The line containing "Convert this screenshot" opens the span to copy, and the last line of the records below closes it. Write out that span exactly.

-- Excerpted data follows --

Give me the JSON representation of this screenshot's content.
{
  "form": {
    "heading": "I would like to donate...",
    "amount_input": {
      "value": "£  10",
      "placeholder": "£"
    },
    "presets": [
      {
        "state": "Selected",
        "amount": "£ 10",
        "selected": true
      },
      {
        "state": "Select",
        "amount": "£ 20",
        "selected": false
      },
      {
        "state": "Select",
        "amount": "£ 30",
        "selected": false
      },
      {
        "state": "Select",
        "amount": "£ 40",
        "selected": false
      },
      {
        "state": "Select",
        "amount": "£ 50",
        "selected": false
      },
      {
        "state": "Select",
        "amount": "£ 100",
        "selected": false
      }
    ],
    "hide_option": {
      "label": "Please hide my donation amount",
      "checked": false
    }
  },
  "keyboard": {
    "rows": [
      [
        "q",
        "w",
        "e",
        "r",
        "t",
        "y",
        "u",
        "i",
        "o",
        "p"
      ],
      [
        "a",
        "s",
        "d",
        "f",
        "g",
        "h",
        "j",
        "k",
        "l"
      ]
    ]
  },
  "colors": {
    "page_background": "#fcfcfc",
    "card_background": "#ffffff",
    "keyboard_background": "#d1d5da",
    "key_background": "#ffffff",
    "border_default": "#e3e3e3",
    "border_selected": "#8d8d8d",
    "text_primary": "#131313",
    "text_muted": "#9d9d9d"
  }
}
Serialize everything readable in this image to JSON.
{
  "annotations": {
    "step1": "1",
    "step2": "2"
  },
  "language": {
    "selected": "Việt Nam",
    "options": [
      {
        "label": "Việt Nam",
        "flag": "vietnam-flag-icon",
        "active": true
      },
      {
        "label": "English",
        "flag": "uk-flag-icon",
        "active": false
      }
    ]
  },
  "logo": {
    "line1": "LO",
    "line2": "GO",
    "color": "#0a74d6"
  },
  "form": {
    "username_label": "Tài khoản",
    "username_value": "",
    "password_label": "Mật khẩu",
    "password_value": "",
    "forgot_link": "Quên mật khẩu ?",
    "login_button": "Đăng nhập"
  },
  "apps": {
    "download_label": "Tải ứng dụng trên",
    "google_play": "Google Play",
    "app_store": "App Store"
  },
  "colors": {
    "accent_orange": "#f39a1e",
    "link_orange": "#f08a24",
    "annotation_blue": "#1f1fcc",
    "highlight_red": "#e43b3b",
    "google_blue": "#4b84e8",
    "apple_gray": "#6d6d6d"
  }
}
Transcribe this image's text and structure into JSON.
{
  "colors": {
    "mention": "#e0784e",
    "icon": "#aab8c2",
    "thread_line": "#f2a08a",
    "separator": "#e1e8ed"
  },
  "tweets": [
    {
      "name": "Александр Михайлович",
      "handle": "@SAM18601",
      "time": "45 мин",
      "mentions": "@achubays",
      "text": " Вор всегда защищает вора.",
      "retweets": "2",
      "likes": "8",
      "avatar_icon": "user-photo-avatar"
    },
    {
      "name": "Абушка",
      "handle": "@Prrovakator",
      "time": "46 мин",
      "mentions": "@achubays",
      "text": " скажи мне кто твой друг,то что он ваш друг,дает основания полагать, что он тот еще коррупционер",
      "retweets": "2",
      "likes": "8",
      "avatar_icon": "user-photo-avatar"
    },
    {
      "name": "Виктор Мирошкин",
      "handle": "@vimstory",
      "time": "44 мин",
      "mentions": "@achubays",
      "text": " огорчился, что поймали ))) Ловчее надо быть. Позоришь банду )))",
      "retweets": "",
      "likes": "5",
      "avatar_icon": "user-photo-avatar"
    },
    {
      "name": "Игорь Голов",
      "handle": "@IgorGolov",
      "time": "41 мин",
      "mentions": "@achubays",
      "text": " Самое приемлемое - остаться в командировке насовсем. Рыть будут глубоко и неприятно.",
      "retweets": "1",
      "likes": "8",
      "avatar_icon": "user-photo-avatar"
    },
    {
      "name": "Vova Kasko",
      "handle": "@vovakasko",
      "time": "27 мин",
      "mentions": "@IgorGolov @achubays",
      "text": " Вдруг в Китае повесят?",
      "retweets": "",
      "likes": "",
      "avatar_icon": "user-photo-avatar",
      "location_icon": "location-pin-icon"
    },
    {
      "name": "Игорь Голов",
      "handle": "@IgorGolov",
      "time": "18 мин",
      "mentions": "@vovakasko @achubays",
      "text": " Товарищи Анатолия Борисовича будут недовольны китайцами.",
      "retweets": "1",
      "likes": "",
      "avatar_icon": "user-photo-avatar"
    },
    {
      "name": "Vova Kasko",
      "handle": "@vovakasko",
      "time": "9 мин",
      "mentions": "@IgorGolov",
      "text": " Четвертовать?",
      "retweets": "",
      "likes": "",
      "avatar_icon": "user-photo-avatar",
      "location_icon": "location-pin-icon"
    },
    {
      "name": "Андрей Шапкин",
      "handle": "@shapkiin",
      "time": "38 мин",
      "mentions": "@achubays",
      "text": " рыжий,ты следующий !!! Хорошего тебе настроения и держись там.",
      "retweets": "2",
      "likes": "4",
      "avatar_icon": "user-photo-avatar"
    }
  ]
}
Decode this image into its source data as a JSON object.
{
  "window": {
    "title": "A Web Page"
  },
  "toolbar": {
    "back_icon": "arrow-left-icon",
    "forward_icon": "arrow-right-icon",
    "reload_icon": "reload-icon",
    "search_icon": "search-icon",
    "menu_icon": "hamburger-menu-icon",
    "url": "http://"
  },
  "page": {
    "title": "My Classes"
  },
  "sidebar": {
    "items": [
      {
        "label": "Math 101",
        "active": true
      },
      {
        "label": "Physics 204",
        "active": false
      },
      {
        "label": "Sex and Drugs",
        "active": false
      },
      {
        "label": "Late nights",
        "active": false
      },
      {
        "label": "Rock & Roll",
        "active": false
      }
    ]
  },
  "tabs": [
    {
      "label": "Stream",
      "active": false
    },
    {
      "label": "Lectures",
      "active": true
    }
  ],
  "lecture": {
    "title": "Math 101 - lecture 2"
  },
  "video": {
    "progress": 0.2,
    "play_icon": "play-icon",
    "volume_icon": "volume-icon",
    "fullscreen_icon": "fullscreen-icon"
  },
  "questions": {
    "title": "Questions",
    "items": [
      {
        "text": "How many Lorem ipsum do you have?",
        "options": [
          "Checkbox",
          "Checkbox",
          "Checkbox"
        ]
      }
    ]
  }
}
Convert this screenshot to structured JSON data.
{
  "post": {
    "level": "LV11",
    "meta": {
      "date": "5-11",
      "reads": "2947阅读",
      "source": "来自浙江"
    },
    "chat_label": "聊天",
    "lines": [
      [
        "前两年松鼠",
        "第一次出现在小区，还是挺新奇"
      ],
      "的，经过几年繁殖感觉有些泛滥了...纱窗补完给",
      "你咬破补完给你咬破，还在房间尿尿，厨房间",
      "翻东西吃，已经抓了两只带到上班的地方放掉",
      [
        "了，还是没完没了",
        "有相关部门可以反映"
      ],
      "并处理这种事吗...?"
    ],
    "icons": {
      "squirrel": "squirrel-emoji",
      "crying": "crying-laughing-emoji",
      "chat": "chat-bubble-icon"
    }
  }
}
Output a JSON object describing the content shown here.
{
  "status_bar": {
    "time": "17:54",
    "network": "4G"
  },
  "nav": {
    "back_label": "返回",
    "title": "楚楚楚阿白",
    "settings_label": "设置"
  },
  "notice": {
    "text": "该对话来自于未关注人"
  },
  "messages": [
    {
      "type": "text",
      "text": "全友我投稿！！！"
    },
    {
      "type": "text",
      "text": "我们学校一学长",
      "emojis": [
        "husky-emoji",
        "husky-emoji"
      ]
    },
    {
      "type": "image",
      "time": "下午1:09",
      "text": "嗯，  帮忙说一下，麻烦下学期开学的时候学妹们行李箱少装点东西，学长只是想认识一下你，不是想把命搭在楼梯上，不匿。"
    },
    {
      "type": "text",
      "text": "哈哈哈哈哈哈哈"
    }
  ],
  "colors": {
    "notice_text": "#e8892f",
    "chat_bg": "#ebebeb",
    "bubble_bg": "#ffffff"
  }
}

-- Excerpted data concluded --

▶ _Finished exercise_:
Convert this screenshot to structured JSON data.
{
  "post": {
    "level": "LV11",
    "meta": {
      "date": "5-11",
      "reads": "2947阅读",
      "source": "来自浙江"
    },
    "chat_label": "聊天",
    "lines": [
      [
        "前两年松鼠",
        "第一次出现在小区，还是挺新奇"
      ],
      "的，经过几年繁殖感觉有些泛滥了...纱窗补完给",
      "你咬破补完给你咬破，还在房间尿尿，厨房间",
      "翻东西吃，已经抓了两只带到上班的地方放掉",
      [
        "了，还是没完没了",
        "有相关部门可以反映"
      ],
      "并处理这种事吗...?"
    ],
    "icons": {
      "squirrel": "squirrel-emoji",
      "crying": "crying-laughing-emoji",
      "chat": "chat-bubble-icon"
    }
  }
}
Output a JSON object describing the content shown here.
{
  "status_bar": {
    "time": "17:54",
    "network": "4G"
  },
  "nav": {
    "back_label": "返回",
    "title": "楚楚楚阿白",
    "settings_label": "设置"
  },
  "notice": {
    "text": "该对话来自于未关注人"
  },
  "messages": [
    {
      "type": "text",
      "text": "全友我投稿！！！"
    },
    {
      "type": "text",
      "text": "我们学校一学长",
      "emojis": [
        "husky-emoji",
        "husky-emoji"
      ]
    },
    {
      "type": "image",
      "time": "下午1:09",
      "text": "嗯，  帮忙说一下，麻烦下学期开学的时候学妹们行李箱少装点东西，学长只是想认识一下你，不是想把命搭在楼梯上，不匿。"
    },
    {
      "type": "text",
      "text": "哈哈哈哈哈哈哈"
    }
  ],
  "colors": {
    "notice_text": "#e8892f",
    "chat_bg": "#ebebeb",
    "bubble_bg": "#ffffff"
  }
}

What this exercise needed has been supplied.